Laparoscopic low anterior resection

Here on day two, I am doing well. I was awake until 4 am, and was woken up by a doctors team at 6 am. Trine was there as well, she was tired, but got a few naps later in the day.

Doctor Rebecca Kim was among the doctors (She was the resident surgeon doing my operation). I got most of the details of the rectal cancer surgery, and was reassured that it went really well. No word on how many lymph nodes were taken, since they actually just take a piece of the fat surrounding the place of the cancer. She also noted that they thought they saw the place of the rectal tattoo and the place where the tumor had been. I was under the impression that you could no longer see it, but at minimum there was some scar tissue left, if not any tumor.

We agreed on good progress, and I was told that we could disconnect my IV, since I did not use the PCA Pump (pain medication controlled by a small push button). I was upgraded from Post Surgery Menu 1 To Post Surgery Menu 2, which is basically free choice of food that is not too fatty, and not too fiber rich. They also talked about removing the catheter, so I could start controlling urine on my own, but unfortunately they did not give that order today. 

Goal for the day was to get my digestion moving, and “test” my newly created system for passing stool. By 5 pm I had had no luck, no bowel movement, not even a little wind. Since my stomach was bloated after I had eaten quite a lot throughout the day, I was recommended by the nurses, to scale back a little, so that my body could get a chance to work. This basically means that I had soup for dinner, and then greek yoghurt and ice cream and coffee for desert.

Good friends stopped by in the afternoon, and we had fun testing the hospital bed’s many buttons, and the pulse meters etc. 

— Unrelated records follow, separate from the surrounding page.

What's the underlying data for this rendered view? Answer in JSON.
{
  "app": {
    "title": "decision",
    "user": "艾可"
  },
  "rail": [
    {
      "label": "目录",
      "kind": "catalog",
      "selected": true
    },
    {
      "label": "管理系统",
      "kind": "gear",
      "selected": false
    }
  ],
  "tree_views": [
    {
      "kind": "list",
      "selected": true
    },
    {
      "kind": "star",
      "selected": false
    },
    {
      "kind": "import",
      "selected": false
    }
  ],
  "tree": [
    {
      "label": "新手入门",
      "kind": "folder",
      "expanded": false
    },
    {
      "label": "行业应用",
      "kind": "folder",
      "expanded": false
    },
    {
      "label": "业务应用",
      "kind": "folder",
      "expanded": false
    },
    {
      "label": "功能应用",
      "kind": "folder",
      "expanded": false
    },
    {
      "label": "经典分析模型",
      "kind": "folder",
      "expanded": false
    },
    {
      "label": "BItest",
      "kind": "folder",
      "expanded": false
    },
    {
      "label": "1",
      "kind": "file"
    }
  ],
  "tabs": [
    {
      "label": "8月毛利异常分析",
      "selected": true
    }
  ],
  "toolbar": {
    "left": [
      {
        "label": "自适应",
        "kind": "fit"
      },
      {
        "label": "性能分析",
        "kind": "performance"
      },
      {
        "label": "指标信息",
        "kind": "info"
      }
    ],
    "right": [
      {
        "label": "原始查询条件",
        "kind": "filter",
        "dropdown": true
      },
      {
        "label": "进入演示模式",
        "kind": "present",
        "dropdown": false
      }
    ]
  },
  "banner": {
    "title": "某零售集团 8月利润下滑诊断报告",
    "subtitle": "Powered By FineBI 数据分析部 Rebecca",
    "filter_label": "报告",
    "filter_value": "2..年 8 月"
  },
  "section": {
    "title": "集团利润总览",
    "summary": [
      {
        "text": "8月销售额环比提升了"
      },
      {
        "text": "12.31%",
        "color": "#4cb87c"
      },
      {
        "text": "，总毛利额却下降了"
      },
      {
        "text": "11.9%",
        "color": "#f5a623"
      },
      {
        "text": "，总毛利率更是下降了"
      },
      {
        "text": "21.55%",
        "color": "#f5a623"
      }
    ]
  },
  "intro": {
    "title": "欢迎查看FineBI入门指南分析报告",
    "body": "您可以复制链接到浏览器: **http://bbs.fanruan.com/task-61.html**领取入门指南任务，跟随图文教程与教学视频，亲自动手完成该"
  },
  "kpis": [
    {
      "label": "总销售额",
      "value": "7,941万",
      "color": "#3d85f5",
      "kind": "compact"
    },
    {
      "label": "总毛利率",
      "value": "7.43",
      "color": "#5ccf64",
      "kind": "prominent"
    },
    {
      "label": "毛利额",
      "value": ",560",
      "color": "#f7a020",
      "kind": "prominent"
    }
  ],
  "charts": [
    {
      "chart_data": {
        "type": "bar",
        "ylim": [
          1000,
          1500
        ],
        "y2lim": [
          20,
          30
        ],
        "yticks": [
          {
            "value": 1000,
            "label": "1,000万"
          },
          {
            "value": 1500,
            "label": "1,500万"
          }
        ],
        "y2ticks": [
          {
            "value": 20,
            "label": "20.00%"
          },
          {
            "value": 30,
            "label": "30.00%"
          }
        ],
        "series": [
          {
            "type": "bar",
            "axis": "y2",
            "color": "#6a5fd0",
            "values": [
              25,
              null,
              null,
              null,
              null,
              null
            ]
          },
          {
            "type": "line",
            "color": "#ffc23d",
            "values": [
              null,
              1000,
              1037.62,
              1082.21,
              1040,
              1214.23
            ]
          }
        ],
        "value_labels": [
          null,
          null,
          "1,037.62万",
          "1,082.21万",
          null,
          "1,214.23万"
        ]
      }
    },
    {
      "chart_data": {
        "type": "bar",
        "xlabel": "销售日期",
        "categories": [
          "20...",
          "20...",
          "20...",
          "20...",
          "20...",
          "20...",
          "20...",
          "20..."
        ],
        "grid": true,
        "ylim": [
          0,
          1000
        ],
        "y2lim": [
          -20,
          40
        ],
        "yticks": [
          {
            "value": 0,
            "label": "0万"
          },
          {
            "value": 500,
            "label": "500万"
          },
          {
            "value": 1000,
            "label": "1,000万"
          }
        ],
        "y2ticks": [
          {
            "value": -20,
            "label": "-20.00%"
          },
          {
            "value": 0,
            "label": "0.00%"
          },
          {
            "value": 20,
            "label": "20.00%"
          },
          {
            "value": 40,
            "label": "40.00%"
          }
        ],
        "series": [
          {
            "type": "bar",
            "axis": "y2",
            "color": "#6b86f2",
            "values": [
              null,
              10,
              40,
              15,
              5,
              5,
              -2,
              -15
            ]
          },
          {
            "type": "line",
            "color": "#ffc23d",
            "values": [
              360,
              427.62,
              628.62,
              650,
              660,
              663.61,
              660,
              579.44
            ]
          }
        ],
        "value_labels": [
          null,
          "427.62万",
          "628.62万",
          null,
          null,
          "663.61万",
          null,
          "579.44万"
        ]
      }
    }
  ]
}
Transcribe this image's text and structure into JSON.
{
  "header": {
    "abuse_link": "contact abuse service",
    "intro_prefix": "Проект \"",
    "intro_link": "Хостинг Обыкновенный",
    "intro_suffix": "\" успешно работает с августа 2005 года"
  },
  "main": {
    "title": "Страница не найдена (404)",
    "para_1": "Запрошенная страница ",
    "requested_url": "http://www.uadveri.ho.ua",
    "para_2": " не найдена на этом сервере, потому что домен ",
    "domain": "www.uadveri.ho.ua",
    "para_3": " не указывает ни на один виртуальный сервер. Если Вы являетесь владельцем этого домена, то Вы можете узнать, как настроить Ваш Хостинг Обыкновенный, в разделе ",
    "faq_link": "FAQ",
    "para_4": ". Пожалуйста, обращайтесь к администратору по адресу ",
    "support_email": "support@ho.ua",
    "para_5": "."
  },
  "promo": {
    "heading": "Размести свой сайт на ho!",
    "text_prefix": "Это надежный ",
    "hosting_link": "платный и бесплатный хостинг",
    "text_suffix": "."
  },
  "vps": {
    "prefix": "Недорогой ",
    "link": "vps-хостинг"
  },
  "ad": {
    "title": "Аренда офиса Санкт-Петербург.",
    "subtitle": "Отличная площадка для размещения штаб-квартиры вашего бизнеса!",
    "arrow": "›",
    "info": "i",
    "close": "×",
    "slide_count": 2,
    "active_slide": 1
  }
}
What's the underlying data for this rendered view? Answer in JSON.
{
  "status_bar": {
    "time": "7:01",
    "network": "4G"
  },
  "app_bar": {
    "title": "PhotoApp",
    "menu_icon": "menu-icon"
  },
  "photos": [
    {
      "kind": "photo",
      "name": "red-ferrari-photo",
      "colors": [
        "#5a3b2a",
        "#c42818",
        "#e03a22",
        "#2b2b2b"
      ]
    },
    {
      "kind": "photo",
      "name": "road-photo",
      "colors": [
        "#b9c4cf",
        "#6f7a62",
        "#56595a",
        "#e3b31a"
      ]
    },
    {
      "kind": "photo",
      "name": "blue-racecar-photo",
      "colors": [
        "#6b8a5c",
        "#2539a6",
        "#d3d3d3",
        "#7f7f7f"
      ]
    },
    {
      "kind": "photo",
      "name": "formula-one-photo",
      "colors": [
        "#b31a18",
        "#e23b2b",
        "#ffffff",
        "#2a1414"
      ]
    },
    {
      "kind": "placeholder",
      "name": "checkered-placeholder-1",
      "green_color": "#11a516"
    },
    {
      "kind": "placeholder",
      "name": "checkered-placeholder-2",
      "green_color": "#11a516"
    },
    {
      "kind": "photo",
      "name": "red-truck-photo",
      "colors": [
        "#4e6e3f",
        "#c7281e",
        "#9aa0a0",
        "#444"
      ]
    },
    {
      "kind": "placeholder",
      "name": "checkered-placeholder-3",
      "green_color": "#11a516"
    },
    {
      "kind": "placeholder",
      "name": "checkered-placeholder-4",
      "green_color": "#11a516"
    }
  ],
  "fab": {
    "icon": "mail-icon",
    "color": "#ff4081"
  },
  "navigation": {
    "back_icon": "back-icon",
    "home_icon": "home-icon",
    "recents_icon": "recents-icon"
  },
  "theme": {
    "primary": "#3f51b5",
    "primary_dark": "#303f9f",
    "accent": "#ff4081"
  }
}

Mark Welton, my surgeon in charge of the operation came by at 5 pm after a long day of surgery. We had a great talk about the operation (Laparoscopic low anterior resection), and he told me about how the rectum was now connected to the colon, after removing approximately 30 cm’s of the colon, and the piece of the rectum, where the tumor had been. The reason for removing so much of the colon, is that the blood supply for that section of it will be cut when they remove the fat with the lymph nodes, so it would literally die, if not removed. He also explained to me that they stapled together the two parts using titanium staples (very tiny ones).

I mentioned to Mark that I had seen that they had done genetic testing on my original cancer tissue, and he agreed to review it and let me know about the result. (this is mostly to know how to treat with chemo and in case of recurrence. Also this will tell if I potentially have passed on gene mutations to my kids that will make them more likely to get cancer in the future). Mark agreed to let me have the catheter removed tomorrow morning, and said that the most important criteria for hospital discharge, is to be able to urinate on my own, and eat well. He was not adamit about that I had to be able to pass gas and have bowel movements. He said that if there are leaks in the resection, it will most likely show in the first 5 to 7 days, and definitely in the first three weeks. 

Trine went home at around 5 or 6 pm. In the evening, she is busy meeting old friends, and that suits me fine. It must be pretty boring for her to sit here with me all day. 

The evening was quite uneventful, I did a walk again (I am known by the nurses as the walker). I watched a little TV, and went to sleep at 9 pm.